Differences between Old World and New World wine

Old World Wine

Old World wines are produced in countries that have extensive histories and traditions regarding winemaking.  The primary regions that make Old World wines are parts of Europe and the Mediterranean.  The term doesn’t necessarily refer to the style of wine; it refers to the role of terroir and the practice of tradition.  Old World wine countries can usually trace their history back hundreds of years.  Roman, Greek, and Phoenician lands can trace their winemaking histories back thousands of years.  The process of making Old World wines is highly regulated.  Harvesting and pruning must be done manually, whereas New World winemaking uses machines.  Some wine lovers associate a more subtle, soft style in Old World wines.  A few countries that would fall under the Old World category are France, Italy, Spain, Germany, and Greece.

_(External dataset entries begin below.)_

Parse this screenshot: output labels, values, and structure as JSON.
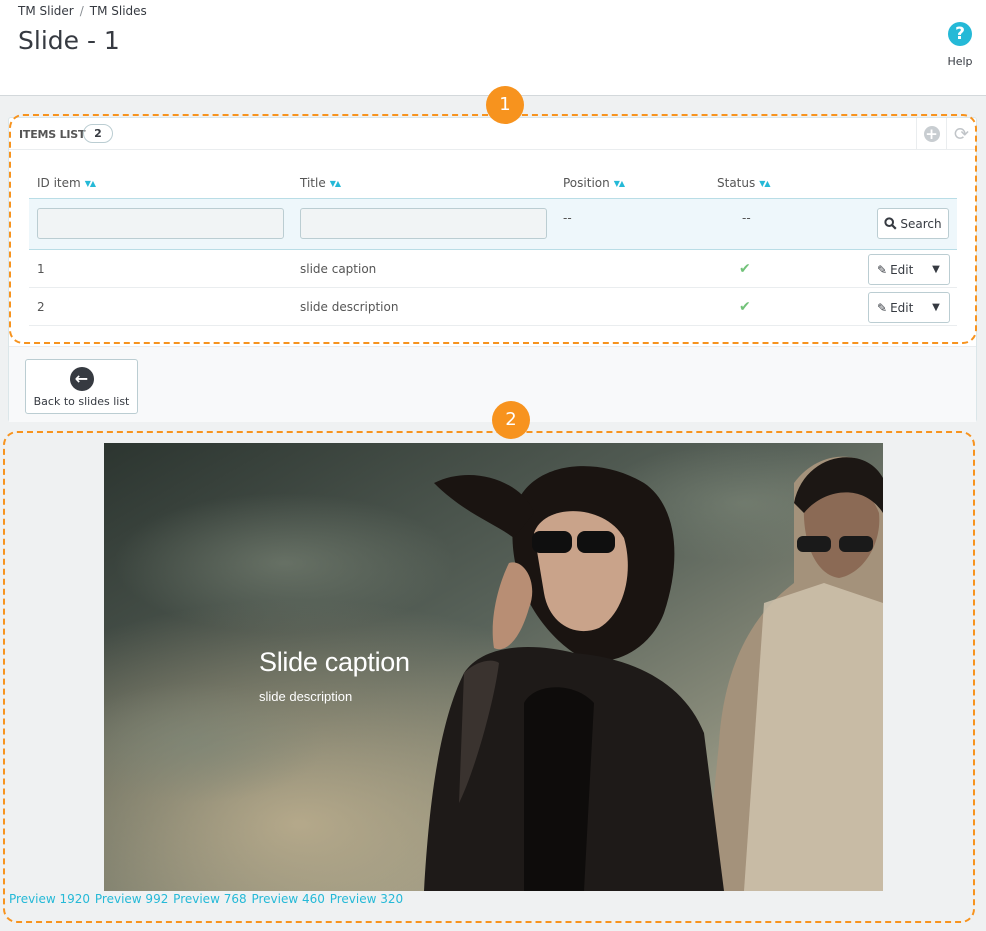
{
  "header": {
    "breadcrumb": [
      "TM Slider",
      "TM Slides"
    ],
    "breadcrumb_separator": "/",
    "title": "Slide - 1",
    "help_label": "Help",
    "help_icon": "question-circle-icon"
  },
  "list": {
    "title": "ITEMS LIST",
    "count": "2",
    "columns": [
      "ID item",
      "Title",
      "Position",
      "Status"
    ],
    "filter_placeholder_dash": "--",
    "search_label": "Search",
    "rows": [
      {
        "id": "1",
        "title": "slide caption",
        "status": "enabled",
        "edit_label": "Edit"
      },
      {
        "id": "2",
        "title": "slide description",
        "status": "enabled",
        "edit_label": "Edit"
      }
    ]
  },
  "footer": {
    "back_label": "Back to slides list"
  },
  "callouts": [
    "1",
    "2"
  ],
  "slide": {
    "caption": "Slide caption",
    "description": "slide description"
  },
  "preview_links": [
    "Preview 1920",
    "Preview 992",
    "Preview 768",
    "Preview 460",
    "Preview 320"
  ],
  "colors": {
    "accent": "#25b9d7",
    "callout": "#f7931e",
    "status_ok": "#72c279"
  }
}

New World Wine

New World wines are not produced in traditional regions.  Most of the regions that make New World wines can only trace their history back a short while.  These wines might be made with new, innovative techniques or an usual blend of varietals.  Hybrids, or crossing grape varietals, are considered New World wines.  New World wines are not dependent on geographical location; they have a stronger emphasis on branding.  Wine pioneers would use grapes from any location and invent new blends.  Max Shubert wanted to make the best table wine in South Australia so he invented Grange Hermitage, a blend of Shiraz and Cabernet Sauvignon.  In 1951, the success of Grange marked the first recognition of the New World style.  This encouraged other winemakers.  New World wine countries include Argentina, Mexico, Chile, the United States, Canada, South Africa, New Zealand, and Australia.


Many wine lovers believe that New World wines have a more bold flavor than Old World wines, which are more subtle and graceful.  Certain wines that are from Old World countries can be considered New World, such as Super Tuscans, because they are made with varietals that were not used in traditional wines.  Your preference is entirely up to you, but knowing the differences of the two worlds are important knowledge to wine connoisseurs.  

New World wines have been named for Old World regions, such as Champagne, Sherry, Port, and Burgundy.  The reason was to make consumers believe that the wines might have an Old World taste, but many of the countries objected to the use of their names.  New World wineries used grapes from many different locations, so using the name of a region can help describe the flavor of the wine.  The production of Grange Hermitage inspired confidence in the varietal labeling.  This new labeling system spread further during the 1960s and 1970s with the help of Robert Mondavi and other winemakers.